SF supervisor’s bill takes aim at illegal home demolitions
A San Francisco lawmaker is pushing back against what he says is the growing trend of real estate speculators illegally knocking down homes and replacing them with much larger and more expensive “monster” houses.
On Tuesday Supervisor Aaron Peskin will introduce the Housing Preservation and Expansion Reform Act, legislation that increases fines for illegal demolitions and also requires a conditional use authorization for any home expansion that increases the square footage by more than 10 percent.
The bill comes after several high-profile, historic homes have been essentially demolished through “serial permitting” — a practice of pulling multiple permits for smaller remodels that if, taken together, are tantamount to allowing a new building.
The legislation is “aimed at preserving the most affordable housing that San Francisco has, creating incentives for more density at neighborhood scale, and punishing and holding accountable bad actors who have been demolishing some of the city’s most important housing stock,” Peskin said.
Examples of homes that have been demolished without permits include a Willis Polk-designed home at 950 Lombard St. on Russian Hill and the 1935 modernist home at 49 Hopkins Ave., which was designed by Richard Neutra.
At 49 Hopkins, which was a 1935 modernist residence just east of Twin Peaks, an investment group that bought the property filed an application to demolish the home but not until two months after it had already been knocked down.
In the case of 950 Lombard, developer Troon Pacific purchased the home for $4.5 million and proceeded to remove all of the building’s exterior walls and windows, even though the permit mandated that the northeast and west facades be preserved, including the windows. The developer eventually agreed to pay a fine of $400,000 for the illegal work. The home is now on the market for $45 million.
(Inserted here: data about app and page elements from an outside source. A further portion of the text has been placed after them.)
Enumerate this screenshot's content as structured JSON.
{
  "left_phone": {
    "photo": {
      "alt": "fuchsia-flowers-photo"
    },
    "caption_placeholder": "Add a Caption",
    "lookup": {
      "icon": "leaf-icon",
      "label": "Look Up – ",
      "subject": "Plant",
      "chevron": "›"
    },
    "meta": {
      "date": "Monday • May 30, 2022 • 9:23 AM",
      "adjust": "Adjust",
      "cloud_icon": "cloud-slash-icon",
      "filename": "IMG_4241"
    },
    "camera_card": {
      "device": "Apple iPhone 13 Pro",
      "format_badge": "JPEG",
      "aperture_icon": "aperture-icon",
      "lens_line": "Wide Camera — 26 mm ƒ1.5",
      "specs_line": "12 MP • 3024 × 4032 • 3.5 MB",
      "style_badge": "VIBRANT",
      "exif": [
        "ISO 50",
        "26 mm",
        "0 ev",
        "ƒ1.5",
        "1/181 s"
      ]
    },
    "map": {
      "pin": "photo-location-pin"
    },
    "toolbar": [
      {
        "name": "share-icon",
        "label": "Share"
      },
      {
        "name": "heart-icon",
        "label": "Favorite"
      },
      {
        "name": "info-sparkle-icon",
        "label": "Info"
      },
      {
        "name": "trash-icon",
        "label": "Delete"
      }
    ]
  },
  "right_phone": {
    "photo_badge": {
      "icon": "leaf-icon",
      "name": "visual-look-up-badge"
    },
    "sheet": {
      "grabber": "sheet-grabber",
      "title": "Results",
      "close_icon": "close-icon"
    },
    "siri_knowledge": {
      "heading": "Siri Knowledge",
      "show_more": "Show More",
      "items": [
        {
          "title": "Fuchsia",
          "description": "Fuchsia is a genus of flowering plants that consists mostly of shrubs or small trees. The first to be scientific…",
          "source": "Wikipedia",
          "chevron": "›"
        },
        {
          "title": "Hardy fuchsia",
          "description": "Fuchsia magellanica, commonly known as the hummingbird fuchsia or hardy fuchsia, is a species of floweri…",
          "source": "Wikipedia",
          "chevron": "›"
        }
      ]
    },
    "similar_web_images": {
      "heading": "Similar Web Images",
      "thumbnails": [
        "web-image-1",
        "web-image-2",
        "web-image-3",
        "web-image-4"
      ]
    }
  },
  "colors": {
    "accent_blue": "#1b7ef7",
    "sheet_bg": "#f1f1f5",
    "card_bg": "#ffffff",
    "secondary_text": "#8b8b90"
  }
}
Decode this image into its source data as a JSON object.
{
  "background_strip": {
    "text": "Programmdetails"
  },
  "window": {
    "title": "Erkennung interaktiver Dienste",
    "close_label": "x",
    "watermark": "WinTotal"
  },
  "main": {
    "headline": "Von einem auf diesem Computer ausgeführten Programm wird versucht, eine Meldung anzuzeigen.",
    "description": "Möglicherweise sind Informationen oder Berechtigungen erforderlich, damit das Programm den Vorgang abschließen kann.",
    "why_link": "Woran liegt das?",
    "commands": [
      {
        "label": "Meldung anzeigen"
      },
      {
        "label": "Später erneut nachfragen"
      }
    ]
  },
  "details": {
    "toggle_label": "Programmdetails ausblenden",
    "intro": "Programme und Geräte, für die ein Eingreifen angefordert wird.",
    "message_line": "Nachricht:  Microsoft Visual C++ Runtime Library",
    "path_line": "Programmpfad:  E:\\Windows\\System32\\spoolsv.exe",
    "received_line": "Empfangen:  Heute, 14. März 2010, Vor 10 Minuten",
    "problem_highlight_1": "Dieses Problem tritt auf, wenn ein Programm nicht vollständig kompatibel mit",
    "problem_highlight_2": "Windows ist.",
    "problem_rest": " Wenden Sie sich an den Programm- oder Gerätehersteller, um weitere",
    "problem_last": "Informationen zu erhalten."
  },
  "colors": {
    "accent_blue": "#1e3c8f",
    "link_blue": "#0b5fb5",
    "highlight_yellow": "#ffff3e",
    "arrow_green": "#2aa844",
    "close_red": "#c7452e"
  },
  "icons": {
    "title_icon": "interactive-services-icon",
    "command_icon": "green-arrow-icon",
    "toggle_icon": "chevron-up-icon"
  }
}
The legislation comes at a time when the city, over the past 10 years, has averaged the loss of about 350 rent control housing units a year through a combination of evictions, mergers and demolitions. That represents about six units lost for every new affordable housing unit created, according to a recent city housing balance report.
“The biggest piece to take away is that this will help preserve existing housing that our city can’t afford to lose to the speculative market,” said Maya Chupkov, a spokesperson for the Council of Community Housing Organizations, which advocates for affordable housing and supports Peskin’s bill. “Monster homes fuel speculative development and the displacement of residents in our neighborhoods.”
The legislation also takes aim at developers who use “dry rot” as an excuse to tear down homes. Under the legislation, a city inspector would have to inspect the dry rot and sign off on a plan to remove it. It also targets “sham mergers” — where two or three units are essentially morphed into a single jumbo unit even though the units are still legally separate.
“You don’t technically lose a unit if it shrinks to 10 percent of it’s original size, but for all intents and purposes, it’s lost,” said Lee Hepner, an attorney and aide to Peskin who spent a year working on the legislation.
Peskin said that inconsistent definitions of “demolition” and inadequate penalties are “actually incentivizing rampant abuse of the planning and building codes.” The legislation would make the definitions of “demolition” consistent, expanding it to mean any loss of residential housing, irrespective of means of removal.
In addition to a $500,000 administrative fine, property owners found to be have done an illegal demolition would be subject to fines of up to $2,000 a day.
Kathleen Courtney of the Russian Hill Community Association said the legislation would give city planning and building staff a tool to stop illegal demolition and enforce current laws.
“The demolition of historic properties and not-so-historic properties is occurring throughout the city,” she said.
Peskin emphasized that the purpose of the legislation is not to suppress housing development. In fact, projects that expand the number of units would be fast-tracked through the approval process, although the additional units created would have to be of a similar size of the existing unit.
“We are not trying to inhibit or prevent development,” Peskin said. “We are absolutely willing to see expansions that add units of housing.”
A building trades representative had some doubts about the proposed law.
“After being briefed on the legislation there are parts that I will not like,” said Sean Keighran, president of the Residential Builders Association. “However, something needs to be done about the mostly out-of-town developers who come in and perform illegal demolitions because they are not aware of San Francisco’s policies and rules. This type of behavior casts a dark cloud over the entire industry.”